> _Exercise aim_: Could you report every line of the listing below that holds the word "value"?

"""

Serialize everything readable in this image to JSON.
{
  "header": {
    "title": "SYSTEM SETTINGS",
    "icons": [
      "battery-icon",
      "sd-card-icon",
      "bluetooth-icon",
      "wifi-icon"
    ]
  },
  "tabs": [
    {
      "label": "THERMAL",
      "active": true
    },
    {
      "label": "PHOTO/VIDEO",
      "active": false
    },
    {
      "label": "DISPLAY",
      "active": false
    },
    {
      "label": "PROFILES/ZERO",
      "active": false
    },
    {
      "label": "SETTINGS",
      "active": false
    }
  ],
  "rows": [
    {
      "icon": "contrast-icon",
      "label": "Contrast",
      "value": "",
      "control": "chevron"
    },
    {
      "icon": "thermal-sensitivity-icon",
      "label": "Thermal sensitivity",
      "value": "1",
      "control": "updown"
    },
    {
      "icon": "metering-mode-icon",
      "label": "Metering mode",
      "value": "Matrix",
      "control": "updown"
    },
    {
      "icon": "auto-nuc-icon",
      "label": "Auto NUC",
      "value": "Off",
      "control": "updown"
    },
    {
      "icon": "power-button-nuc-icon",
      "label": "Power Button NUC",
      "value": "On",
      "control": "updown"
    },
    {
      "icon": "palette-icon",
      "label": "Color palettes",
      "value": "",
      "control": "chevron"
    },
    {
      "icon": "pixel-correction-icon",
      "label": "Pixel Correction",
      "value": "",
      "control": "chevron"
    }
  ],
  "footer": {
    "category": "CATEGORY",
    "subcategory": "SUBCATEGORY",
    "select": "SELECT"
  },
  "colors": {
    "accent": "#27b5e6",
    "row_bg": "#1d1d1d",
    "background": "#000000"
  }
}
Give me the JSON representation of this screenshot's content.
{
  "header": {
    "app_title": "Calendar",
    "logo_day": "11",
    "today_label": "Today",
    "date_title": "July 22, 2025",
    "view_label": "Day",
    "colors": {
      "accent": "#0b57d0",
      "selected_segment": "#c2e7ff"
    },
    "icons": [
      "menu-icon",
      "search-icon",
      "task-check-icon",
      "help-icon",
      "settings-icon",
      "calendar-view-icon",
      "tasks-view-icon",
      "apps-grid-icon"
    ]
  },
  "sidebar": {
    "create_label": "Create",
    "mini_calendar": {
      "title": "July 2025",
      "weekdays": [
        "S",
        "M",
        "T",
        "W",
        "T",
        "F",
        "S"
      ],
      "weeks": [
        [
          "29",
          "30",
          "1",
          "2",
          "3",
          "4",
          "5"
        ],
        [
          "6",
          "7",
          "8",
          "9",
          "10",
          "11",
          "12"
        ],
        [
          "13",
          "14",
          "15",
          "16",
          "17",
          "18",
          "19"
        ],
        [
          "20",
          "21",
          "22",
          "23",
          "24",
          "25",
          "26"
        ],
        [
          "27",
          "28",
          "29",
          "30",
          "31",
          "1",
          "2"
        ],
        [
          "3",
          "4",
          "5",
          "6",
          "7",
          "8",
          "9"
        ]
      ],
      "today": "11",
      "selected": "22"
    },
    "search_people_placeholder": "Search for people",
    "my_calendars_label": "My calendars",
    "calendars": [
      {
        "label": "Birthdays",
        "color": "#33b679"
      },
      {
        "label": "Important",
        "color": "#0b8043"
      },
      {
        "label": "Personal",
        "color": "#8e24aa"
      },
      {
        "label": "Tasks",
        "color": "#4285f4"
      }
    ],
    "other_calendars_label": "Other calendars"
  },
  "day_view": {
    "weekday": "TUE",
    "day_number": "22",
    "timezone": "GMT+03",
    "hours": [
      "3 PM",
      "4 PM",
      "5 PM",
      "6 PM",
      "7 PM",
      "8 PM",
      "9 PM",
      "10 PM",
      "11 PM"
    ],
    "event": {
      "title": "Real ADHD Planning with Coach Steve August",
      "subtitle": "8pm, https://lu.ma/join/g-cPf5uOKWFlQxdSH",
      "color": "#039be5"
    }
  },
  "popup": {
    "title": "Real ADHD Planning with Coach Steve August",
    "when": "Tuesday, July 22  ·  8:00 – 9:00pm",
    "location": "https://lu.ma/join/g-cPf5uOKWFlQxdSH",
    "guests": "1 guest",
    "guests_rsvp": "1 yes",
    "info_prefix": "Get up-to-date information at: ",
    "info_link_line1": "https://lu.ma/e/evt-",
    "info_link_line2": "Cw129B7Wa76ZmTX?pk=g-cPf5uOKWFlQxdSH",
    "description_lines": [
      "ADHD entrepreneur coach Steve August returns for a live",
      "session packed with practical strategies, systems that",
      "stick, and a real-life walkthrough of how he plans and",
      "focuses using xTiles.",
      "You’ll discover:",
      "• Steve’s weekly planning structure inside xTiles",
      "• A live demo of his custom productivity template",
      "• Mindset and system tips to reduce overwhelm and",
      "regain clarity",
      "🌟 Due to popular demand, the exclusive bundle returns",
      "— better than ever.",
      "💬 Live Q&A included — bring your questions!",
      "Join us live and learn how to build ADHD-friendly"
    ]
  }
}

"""

> _Answer section_:
      "value": "",
      "value": "1",
      "value": "Matrix",
      "value": "Off",
      "value": "On",
      "value": "",
      "value": "",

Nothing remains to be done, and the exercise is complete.